App and web page records:
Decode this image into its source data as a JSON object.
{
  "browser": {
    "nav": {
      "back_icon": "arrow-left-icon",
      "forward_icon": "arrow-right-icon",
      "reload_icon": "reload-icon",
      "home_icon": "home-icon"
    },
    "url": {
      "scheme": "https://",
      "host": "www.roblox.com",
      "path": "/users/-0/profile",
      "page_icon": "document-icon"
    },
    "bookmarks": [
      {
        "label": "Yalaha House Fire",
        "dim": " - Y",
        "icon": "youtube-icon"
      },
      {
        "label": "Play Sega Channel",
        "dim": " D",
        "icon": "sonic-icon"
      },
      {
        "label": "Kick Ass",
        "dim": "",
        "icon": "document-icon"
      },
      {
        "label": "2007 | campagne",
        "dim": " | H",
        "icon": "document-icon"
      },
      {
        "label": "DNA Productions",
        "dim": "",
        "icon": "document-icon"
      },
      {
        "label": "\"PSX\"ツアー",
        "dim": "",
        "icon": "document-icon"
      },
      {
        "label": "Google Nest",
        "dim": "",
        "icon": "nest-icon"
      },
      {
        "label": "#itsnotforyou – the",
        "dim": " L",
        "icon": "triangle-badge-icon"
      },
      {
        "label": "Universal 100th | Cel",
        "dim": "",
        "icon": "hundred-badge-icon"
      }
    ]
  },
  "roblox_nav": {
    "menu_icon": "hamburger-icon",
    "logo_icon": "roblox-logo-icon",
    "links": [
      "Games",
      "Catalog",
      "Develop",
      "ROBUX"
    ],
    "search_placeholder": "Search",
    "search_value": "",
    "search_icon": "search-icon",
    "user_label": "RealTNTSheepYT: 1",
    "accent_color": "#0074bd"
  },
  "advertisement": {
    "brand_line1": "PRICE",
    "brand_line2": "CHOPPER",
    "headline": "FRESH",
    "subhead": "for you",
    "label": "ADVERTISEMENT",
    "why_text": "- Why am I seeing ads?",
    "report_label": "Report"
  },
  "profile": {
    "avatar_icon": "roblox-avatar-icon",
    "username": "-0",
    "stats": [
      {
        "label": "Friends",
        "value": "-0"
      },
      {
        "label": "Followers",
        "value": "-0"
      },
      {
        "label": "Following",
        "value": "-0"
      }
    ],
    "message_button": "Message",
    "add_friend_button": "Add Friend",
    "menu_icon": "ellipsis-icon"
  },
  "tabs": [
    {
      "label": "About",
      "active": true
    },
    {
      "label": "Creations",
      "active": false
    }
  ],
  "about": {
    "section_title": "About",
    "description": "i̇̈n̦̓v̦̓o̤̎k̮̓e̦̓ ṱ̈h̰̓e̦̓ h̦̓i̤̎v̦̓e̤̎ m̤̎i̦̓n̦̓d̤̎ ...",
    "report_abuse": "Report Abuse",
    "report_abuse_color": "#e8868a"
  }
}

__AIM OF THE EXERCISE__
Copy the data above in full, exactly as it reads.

__OUTPUT FOR THIS TASK__
Decode this image into its source data as a JSON object.
{
  "browser": {
    "nav": {
      "back_icon": "arrow-left-icon",
      "forward_icon": "arrow-right-icon",
      "reload_icon": "reload-icon",
      "home_icon": "home-icon"
    },
    "url": {
      "scheme": "https://",
      "host": "www.roblox.com",
      "path": "/users/-0/profile",
      "page_icon": "document-icon"
    },
    "bookmarks": [
      {
        "label": "Yalaha House Fire",
        "dim": " - Y",
        "icon": "youtube-icon"
      },
      {
        "label": "Play Sega Channel",
        "dim": " D",
        "icon": "sonic-icon"
      },
      {
        "label": "Kick Ass",
        "dim": "",
        "icon": "document-icon"
      },
      {
        "label": "2007 | campagne",
        "dim": " | H",
        "icon": "document-icon"
      },
      {
        "label": "DNA Productions",
        "dim": "",
        "icon": "document-icon"
      },
      {
        "label": "\"PSX\"ツアー",
        "dim": "",
        "icon": "document-icon"
      },
      {
        "label": "Google Nest",
        "dim": "",
        "icon": "nest-icon"
      },
      {
        "label": "#itsnotforyou – the",
        "dim": " L",
        "icon": "triangle-badge-icon"
      },
      {
        "label": "Universal 100th | Cel",
        "dim": "",
        "icon": "hundred-badge-icon"
      }
    ]
  },
  "roblox_nav": {
    "menu_icon": "hamburger-icon",
    "logo_icon": "roblox-logo-icon",
    "links": [
      "Games",
      "Catalog",
      "Develop",
      "ROBUX"
    ],
    "search_placeholder": "Search",
    "search_value": "",
    "search_icon": "search-icon",
    "user_label": "RealTNTSheepYT: 1",
    "accent_color": "#0074bd"
  },
  "advertisement": {
    "brand_line1": "PRICE",
    "brand_line2": "CHOPPER",
    "headline": "FRESH",
    "subhead": "for you",
    "label": "ADVERTISEMENT",
    "why_text": "- Why am I seeing ads?",
    "report_label": "Report"
  },
  "profile": {
    "avatar_icon": "roblox-avatar-icon",
    "username": "-0",
    "stats": [
      {
        "label": "Friends",
        "value": "-0"
      },
      {
        "label": "Followers",
        "value": "-0"
      },
      {
        "label": "Following",
        "value": "-0"
      }
    ],
    "message_button": "Message",
    "add_friend_button": "Add Friend",
    "menu_icon": "ellipsis-icon"
  },
  "tabs": [
    {
      "label": "About",
      "active": true
    },
    {
      "label": "Creations",
      "active": false
    }
  ],
  "about": {
    "section_title": "About",
    "description": "i̇̈n̦̓v̦̓o̤̎k̮̓e̦̓ ṱ̈h̰̓e̦̓ h̦̓i̤̎v̦̓e̤̎ m̤̎i̦̓n̦̓d̤̎ ...",
    "report_abuse": "Report Abuse",
    "report_abuse_color": "#e8868a"
  }
}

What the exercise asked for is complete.